If you think you will need to borrow money in the next several months, or if you simply want your credit score to be the best it can be, try these 6 methods for improving your credit score.
1. Review and Correct your Credit Reports
If you haven’t reviewed your reports from the three main credit ratings agencies (TransUnion, Experian, and Equifax), go to www.annualcreditreport.com and get copies. You can get them free once a year. Look for mistakes, including:
- Old bankruptcies (more than 10 years old)
- Outdated lawsuit judgments (more than 7 years old)
- Incorrect tax liens
- Duplicate debts
- Debts that are not yours

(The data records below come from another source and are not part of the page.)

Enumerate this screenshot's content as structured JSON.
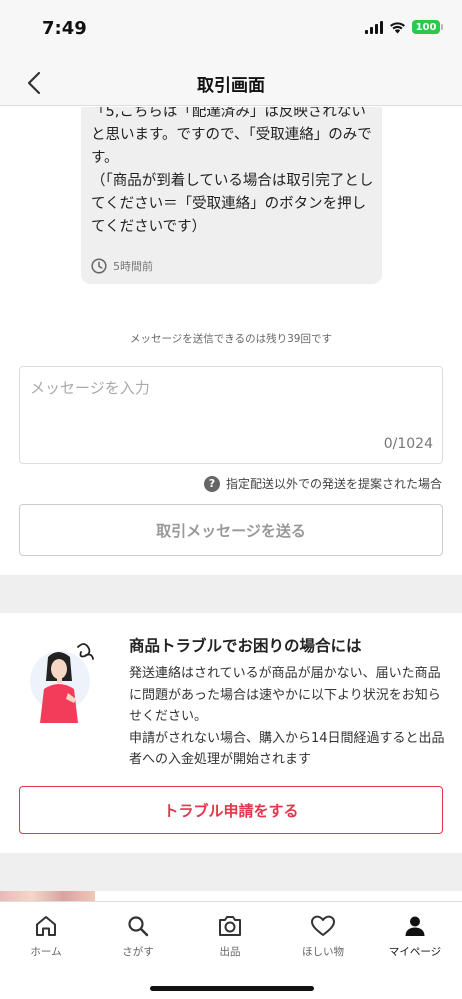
{
  "status_bar": {
    "time": "7:49",
    "battery": "100",
    "battery_color": "#2dc74a"
  },
  "header": {
    "title": "取引画面",
    "back_icon": "chevron-left-icon"
  },
  "chat": {
    "message_text": "「5,こちらは「配達済み」は反映されないと思います。ですので、「受取連絡」のみです。\n（「商品が到着している場合は取引完了としてください＝「受取連絡」のボタンを押してくださいです）",
    "timestamp": "5時間前",
    "time_icon": "clock-icon"
  },
  "message_form": {
    "remaining_note": "メッセージを送信できるのは残り39回です",
    "placeholder": "メッセージを入力",
    "value": "",
    "counter": "0/1024",
    "help_link": "指定配送以外での発送を提案された場合",
    "help_icon": "question-circle-icon",
    "send_button": "取引メッセージを送る"
  },
  "trouble": {
    "title": "商品トラブルでお困りの場合には",
    "description": "発送連絡はされているが商品が届かない、届いた商品に問題があった場合は速やかに以下より状況をお知らせください。\n申請がされない場合、購入から14日間経過すると出品者への入金処理が開始されます",
    "button": "トラブル申請をする",
    "accent_color": "#e4354a"
  },
  "tab_bar": {
    "items": [
      {
        "label": "ホーム",
        "icon": "home-icon"
      },
      {
        "label": "さがす",
        "icon": "search-icon"
      },
      {
        "label": "出品",
        "icon": "camera-icon"
      },
      {
        "label": "ほしい物",
        "icon": "heart-icon"
      },
      {
        "label": "マイページ",
        "icon": "person-icon",
        "active": true
      }
    ]
  }
}
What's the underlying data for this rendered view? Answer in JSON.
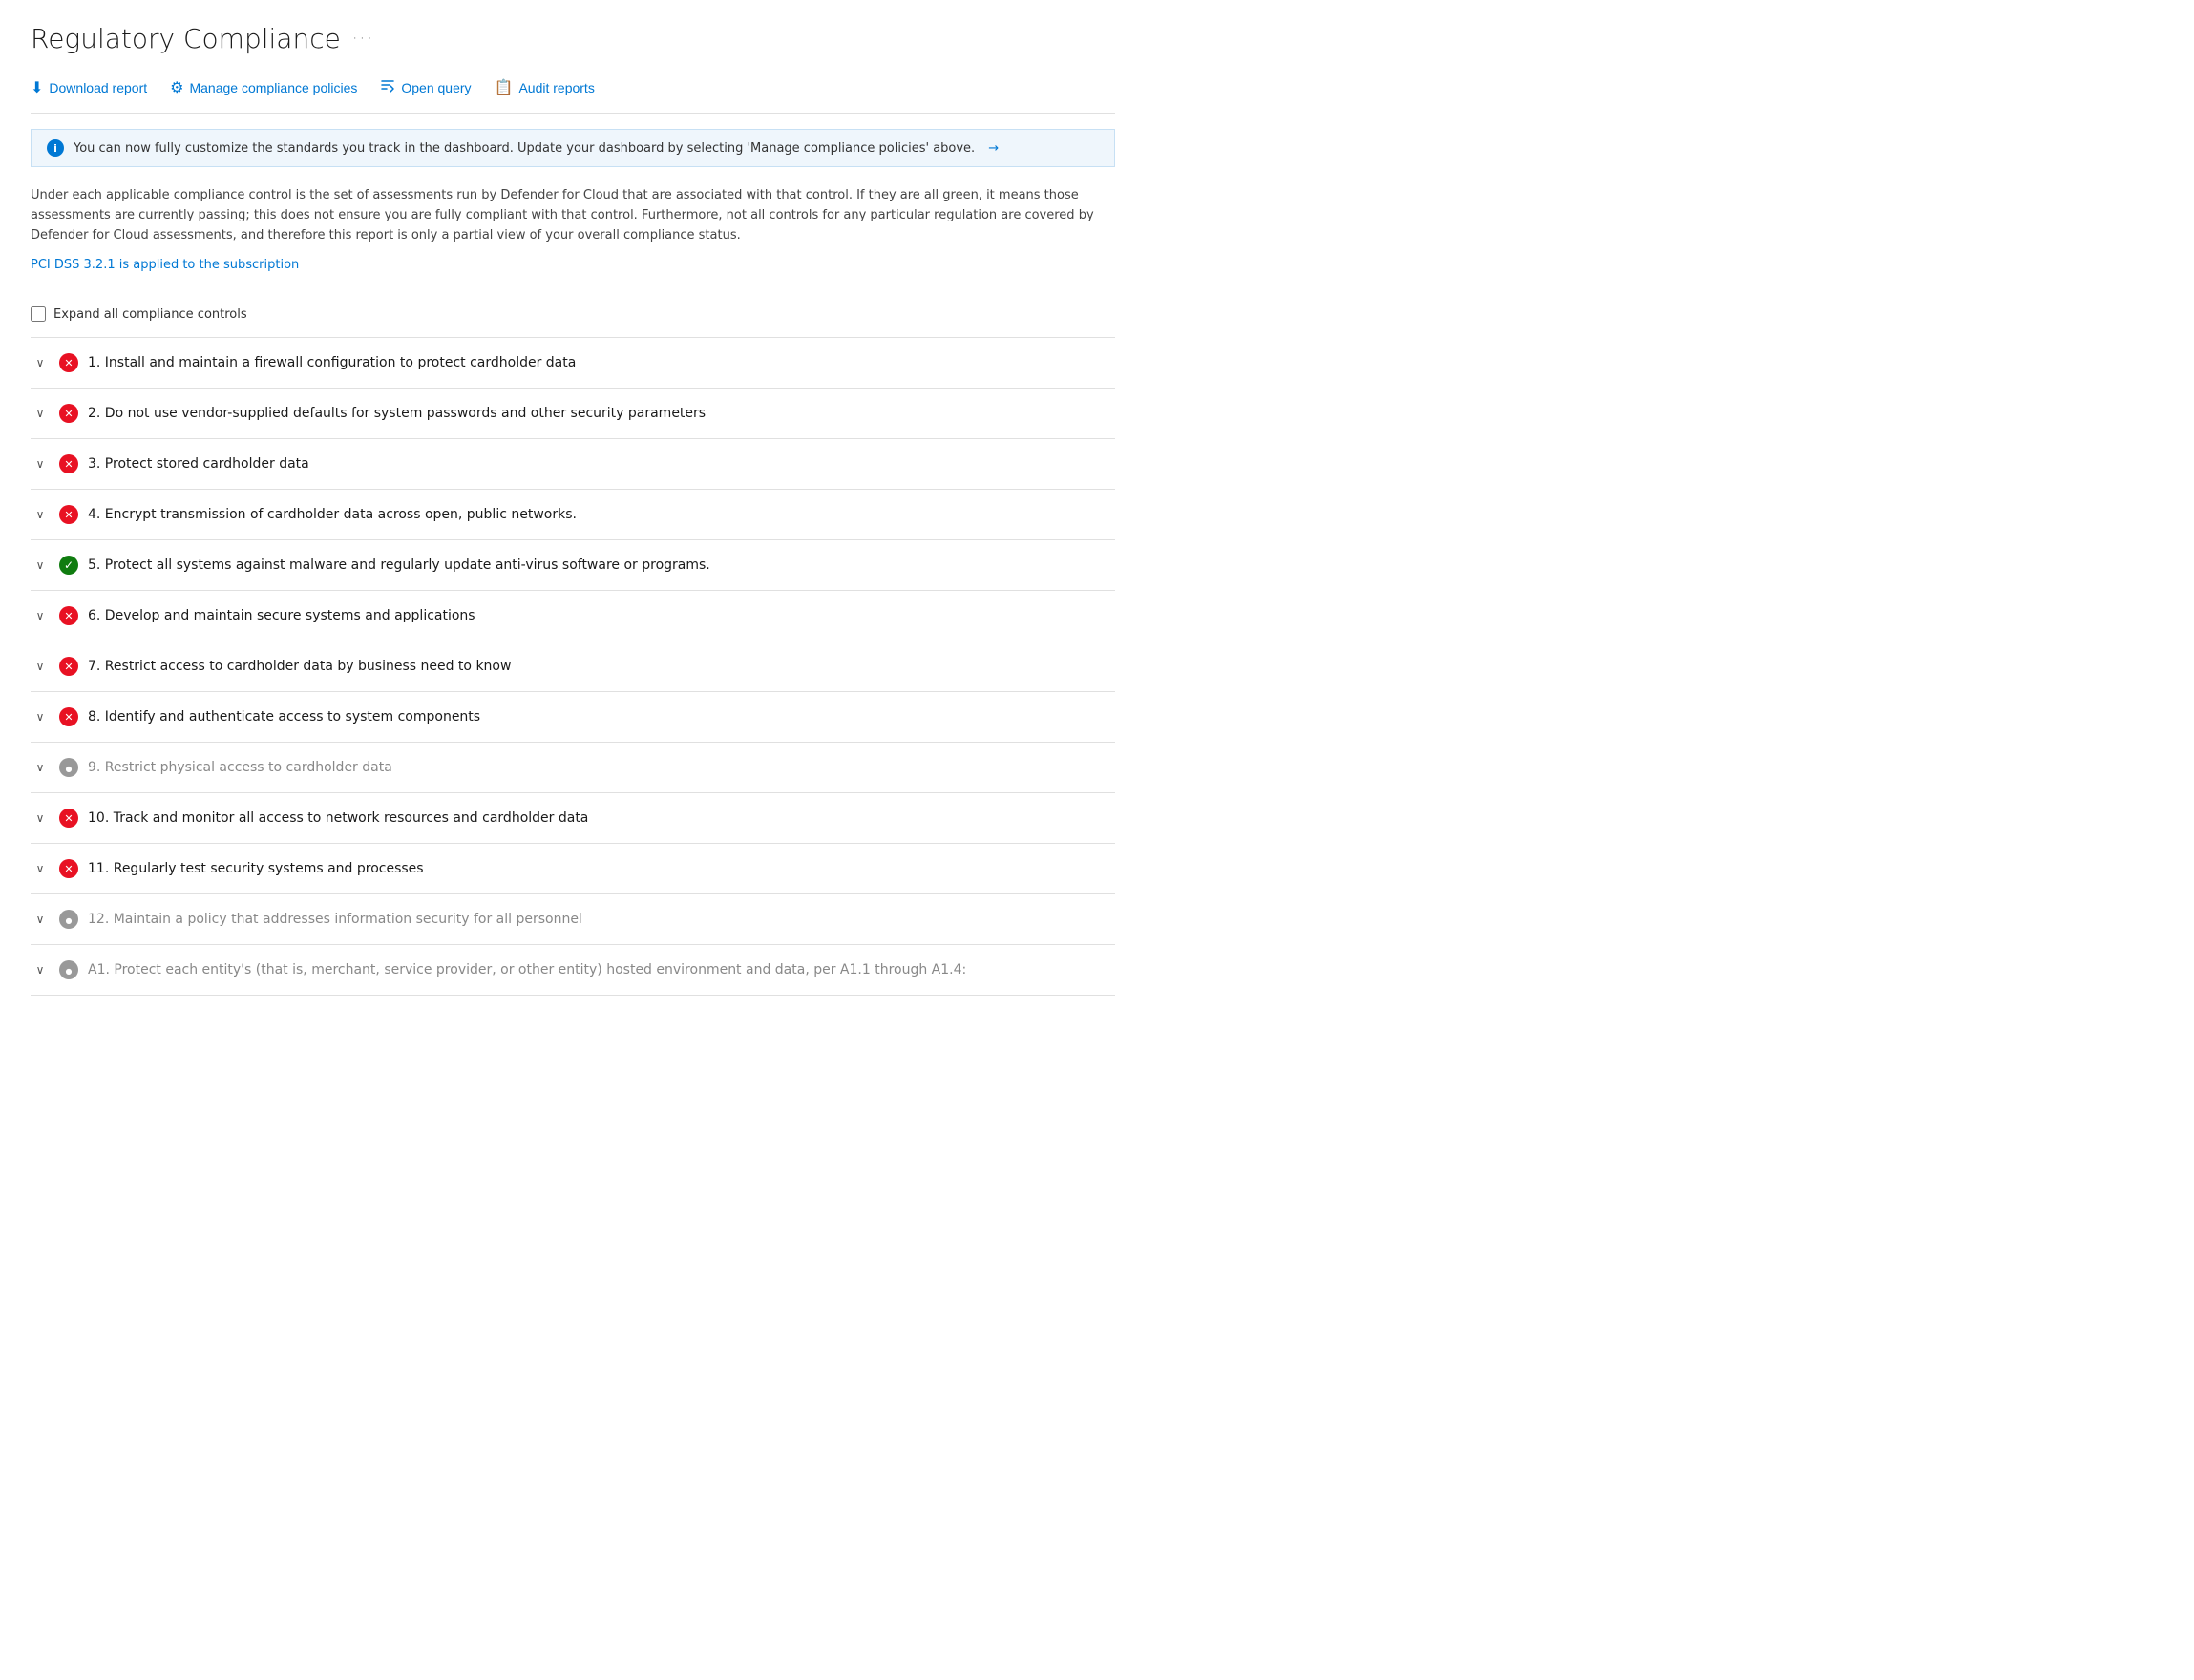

If you spot anything amiss, notify the credit bureau(s). They have to investigate disputed information and remove erroneous information. Follow up to make sure the errors have indeed been removed from your report.
2. Increase Income or Decrease Debt
Your ratio of debt to income affects your credit score. So does the ratio of available credit to the credit utilized. Do all you can to reduce the amount you owe, particularly on credit cards. Show that you are consistently reducing your debt load, and your credit score should improve, even if your income remains the same.
3. Maintain Job and Residential Consistency
The longer you remain at a job and the longer you remain at the same address, the more stable you appear to credit bureaus, and this benefits your credit score. While there is nothing wrong with taking a better job and moving to be near it, a string of different employers and/or addresses over a short period of time can ding your credit score.
4. Start Small with Credit, and Diversify
Credit bureaus want to know you can handle a mix of credit, including revolving debt (credit cards) and traditional loans, like mortgages and car loans. If you have not established a credit history, make regular, on-time payments on credit cards, and borrow reasonably based on your income. If the bank knows you paid back that small loan you took out for a used car, they’re more likely to give you better terms when you want a mortgage.
5. Don’t Close Credit Accounts
If you need to remove the temptation of using your credit cards, then go ahead and cut them up, but don’t close the accounts. The average length your credit accounts have been open is important to your credit score. If you cancel a card you’ve had for 10 years, you can drastically lower that average.
6. Consider Asking for an Increased Credit Limit
This can be risky if you’re tempted to overuse credit. But if you have a good track record with a credit card, getting an increase in your credit limit increases your ratio of credit available to credit used, and this is good for your credit score. Don’t ask for an increase in your credit limit unless your account is in good standing and you haven’t had late or missing payments.